2,472 Adults, children die from air pollution in Jordan annually

Jordan

Published: 2018-10-30 12:00

Last Updated: 2018-10-30 12:43


Air pollution has serious effects on a person’s health. (Plaen.blogspot.com)
Air pollution has serious effects on a person’s health. (Plaen.blogspot.com)
Roya News Source

About 2,472 people die from air pollution in Jordan every year, Reuters news agency reported, citing the World Health Organization. To many, this comes as no surprise, as they have to breathe in toxic clouds of smoke every day, whether they are driving or walking in the street.

For example, if you’ve ever been to Al Muqabalain area in Amman, you would be no stranger to its heavily-congested streets, which act as a regular travel route for big lorries, vans, trucks and busses. Those vehicles’ exhausts emit harmful fumes that end up being inhaled by innocent children and adults in cars around them.

The Central Traffic Department (CTD) and the Ministry of Environment should take serious action against drivers without a catalytic converter on their vehicles' exhausts. Factories and power plants should also be censored to ensure that their gas emissions do not exceed the permitted amount by international standards.

The main outdoor pollutants are:

Fine particles (PM2.5), which are tiny particles that can penetrate deeply into the respiratory system
Ozone (O3)
Sulphur dioxide (SO2)
Nitrogen dioxide (NO2)
Carbon monoxide (CO)

Air pollution has serious effects on a person’s health and causes deadly diseases. Some of its effects include:

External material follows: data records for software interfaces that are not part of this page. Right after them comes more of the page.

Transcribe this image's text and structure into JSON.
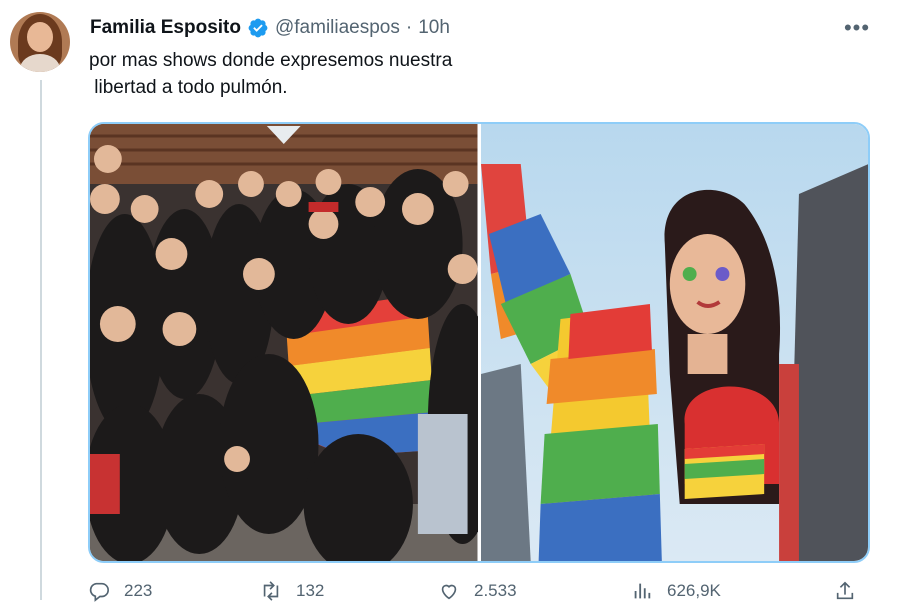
{
  "author": {
    "display_name": "Familia Esposito",
    "handle": "@familiaespos",
    "separator": "·",
    "time": "10h",
    "verified": true
  },
  "tweet": {
    "text_line1": "por mas shows donde expresemos nuestra",
    "text_line2": " libertad a todo pulmón."
  },
  "media": {
    "count": 2,
    "border_color": "#8ecdf8"
  },
  "actions": {
    "replies": "223",
    "retweets": "132",
    "likes": "2.533",
    "views": "626,9K"
  },
  "colors": {
    "text": "#0f1419",
    "secondary": "#536471",
    "verified": "#1d9bf0",
    "thread_line": "#cfd9de"
  },
  "icons": [
    "verified-badge-icon",
    "more-options-icon",
    "reply-icon",
    "retweet-icon",
    "like-icon",
    "views-icon",
    "share-icon"
  ]
}
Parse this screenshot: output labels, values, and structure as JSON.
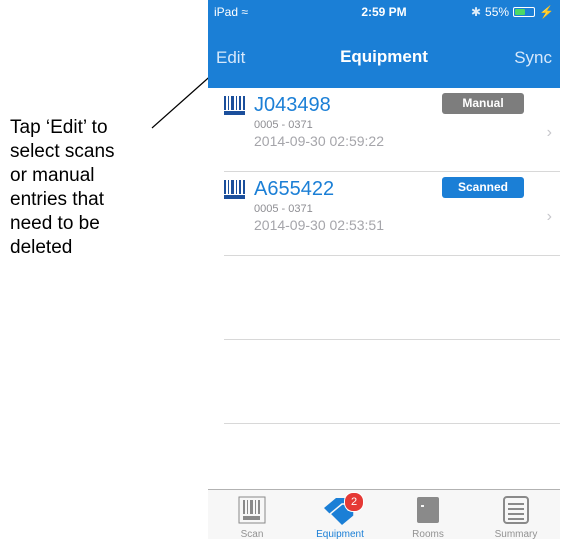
{
  "annotation": {
    "lines": [
      "Tap ‘Edit’ to",
      "select scans",
      "or manual",
      "entries that",
      "need to be",
      "deleted"
    ]
  },
  "statusbar": {
    "device": "iPad",
    "time": "2:59 PM",
    "battery": "55%",
    "battery_level": 0.55
  },
  "navbar": {
    "edit": "Edit",
    "title": "Equipment",
    "sync": "Sync"
  },
  "items": [
    {
      "code": "J043498",
      "sub": "0005 - 0371",
      "timestamp": "2014-09-30 02:59:22",
      "badge": "Manual",
      "badge_color": "#7d7d7d"
    },
    {
      "code": "A655422",
      "sub": "0005 - 0371",
      "timestamp": "2014-09-30 02:53:51",
      "badge": "Scanned",
      "badge_color": "#1b7fd6"
    }
  ],
  "tabs": [
    {
      "label": "Scan",
      "icon": "barcode-icon"
    },
    {
      "label": "Equipment",
      "icon": "tags-icon",
      "badge": "2",
      "active": true
    },
    {
      "label": "Rooms",
      "icon": "door-icon"
    },
    {
      "label": "Summary",
      "icon": "list-icon"
    }
  ],
  "colors": {
    "accent": "#1b7fd6"
  }
}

Aggravated respiratory disease such as emphysema, bronchitis and asthma.
Lung damage, even after symptoms such as coughing or a sore throat disappear.
Wheezing, chest pain, dry throat, headache or nausea.
Reduced resistance to infections.
Increased fatigue.

Air pollution occurs within the home as well, depending on the kind of fuels used around the household, whether any smokers live there, and on the kind of common household products used, such as perfume, scented sprays, paints, cleaning products and pesticides.

Researchers at the National Oceanic and Atmospheric Administration and the University of Colorado at Boulder suggested in a recent study that we need to pay more attention to the common household products that release Volatile Organic Compounds (VOCs).